What we do isn’t paramedicine.
It is medicine.
If we want a real seat at the table, we need to get comfortable with the idea that we provide medical care to patients, not anything else, and certainly not anything less. What we do as paramedics may be via a delegated practice model but make no mistake, we are in the business of providing medicine while transporting.
We provide medical care, not paramedical care.
Calling what we do “paramedicine” is meaningless sugar coating in an attempt at deference and trying to not step on toes. Saying we practice “paramedicine” is mitigated speech because we don’t have the guts to say what we do – medicine.
Why do we have such a collective problem saying what we do is medicine – the same medicine that nurse, doctors and mid-level providers deal with? Until we can look other healthcare providers straight in the eye and say that we are medical providers and we provide medical care maybe we don’t deserve that seat at the table. Maybe we can just sit at the para-table.
Until a leadership organization comes along and is willing to support this notion, I do not support any of them. Most associations seem to waste an inordinate amount of time trying to pin down meaningless semantics and worrying about what we should be called and hypothetical hierarchies. Trying to divide us from other health care providers is not going to reap any benefits – the future lies in collaboration and integration.

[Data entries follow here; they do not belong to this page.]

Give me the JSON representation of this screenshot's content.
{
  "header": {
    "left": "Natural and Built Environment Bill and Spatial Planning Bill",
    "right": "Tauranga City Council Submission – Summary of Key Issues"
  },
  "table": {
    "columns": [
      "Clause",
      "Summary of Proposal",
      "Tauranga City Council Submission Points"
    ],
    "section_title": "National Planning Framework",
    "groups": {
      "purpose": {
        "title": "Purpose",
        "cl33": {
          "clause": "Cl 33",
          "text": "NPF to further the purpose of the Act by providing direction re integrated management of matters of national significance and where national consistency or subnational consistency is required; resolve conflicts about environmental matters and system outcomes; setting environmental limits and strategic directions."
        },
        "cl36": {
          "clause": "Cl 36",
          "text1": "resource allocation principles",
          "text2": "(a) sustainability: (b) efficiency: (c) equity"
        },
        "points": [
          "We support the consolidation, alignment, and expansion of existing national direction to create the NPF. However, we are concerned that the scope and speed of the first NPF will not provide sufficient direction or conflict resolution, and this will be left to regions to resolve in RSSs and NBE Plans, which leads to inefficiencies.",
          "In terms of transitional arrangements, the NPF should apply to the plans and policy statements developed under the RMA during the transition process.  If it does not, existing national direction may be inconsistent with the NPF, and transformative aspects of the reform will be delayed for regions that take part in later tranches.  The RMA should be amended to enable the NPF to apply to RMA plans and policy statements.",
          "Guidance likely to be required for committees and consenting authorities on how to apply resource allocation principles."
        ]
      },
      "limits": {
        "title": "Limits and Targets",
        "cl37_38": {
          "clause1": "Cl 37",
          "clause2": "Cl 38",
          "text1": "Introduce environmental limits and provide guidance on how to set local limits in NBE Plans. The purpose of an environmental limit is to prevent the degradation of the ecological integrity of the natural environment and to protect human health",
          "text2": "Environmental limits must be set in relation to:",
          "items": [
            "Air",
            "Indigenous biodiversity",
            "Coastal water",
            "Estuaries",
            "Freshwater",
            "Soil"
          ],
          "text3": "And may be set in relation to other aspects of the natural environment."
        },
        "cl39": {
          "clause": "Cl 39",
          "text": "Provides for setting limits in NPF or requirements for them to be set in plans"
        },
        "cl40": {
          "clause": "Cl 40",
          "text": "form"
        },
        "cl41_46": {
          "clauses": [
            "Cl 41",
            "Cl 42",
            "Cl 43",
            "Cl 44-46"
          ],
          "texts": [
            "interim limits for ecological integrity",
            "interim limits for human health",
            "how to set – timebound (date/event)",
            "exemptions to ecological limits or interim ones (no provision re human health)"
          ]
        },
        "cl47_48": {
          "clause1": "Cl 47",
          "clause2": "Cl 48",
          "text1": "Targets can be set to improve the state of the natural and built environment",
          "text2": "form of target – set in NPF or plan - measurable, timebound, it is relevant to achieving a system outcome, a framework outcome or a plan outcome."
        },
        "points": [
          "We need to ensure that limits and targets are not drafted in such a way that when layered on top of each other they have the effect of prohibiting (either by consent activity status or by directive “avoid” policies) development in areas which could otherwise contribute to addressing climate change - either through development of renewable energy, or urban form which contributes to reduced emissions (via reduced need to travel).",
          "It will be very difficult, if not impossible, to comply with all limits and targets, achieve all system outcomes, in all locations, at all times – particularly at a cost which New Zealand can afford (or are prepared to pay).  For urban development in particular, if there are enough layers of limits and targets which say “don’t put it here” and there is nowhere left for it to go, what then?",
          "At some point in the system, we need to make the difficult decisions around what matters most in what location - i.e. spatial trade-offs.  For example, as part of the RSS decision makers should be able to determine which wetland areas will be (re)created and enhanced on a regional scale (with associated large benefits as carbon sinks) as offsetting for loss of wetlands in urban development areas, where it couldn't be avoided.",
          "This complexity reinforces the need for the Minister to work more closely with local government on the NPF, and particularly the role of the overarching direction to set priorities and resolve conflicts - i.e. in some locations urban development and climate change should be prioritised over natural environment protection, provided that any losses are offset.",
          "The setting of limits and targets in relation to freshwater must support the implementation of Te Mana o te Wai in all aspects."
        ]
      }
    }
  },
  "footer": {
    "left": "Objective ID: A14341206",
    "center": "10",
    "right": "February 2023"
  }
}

I am a paramedic; I provide medical care. While the term “practicing medicine” may have specific legal connotations that are specific to each state (usually reserved for doctors) I would be remiss if I did not point out we as paramedics have a specific scope of practice. A scope. Of. Practice.
We engage in at least a limited form of the practice of medicine as the term scope of practice implies exactly that – the scope of our practice. I am not comparing us to doctors, we are not doctors, not even close, but let us not mitigate what it is we do by adopting non-sensical terms that are divisive between us and other health care professionals.
If an organization wants to say what paramedics do is not medicine, but rather paramedicine, they have lost touch with reality and lost my support. Paramedics are starting vasoactive medications in the field, setting up ventilators, interpreting lab values, starting blood transfusions, and deciding who goes to the cath lab. That is medicine and we damn well better get good at it.
What we do is medicine, not anything less.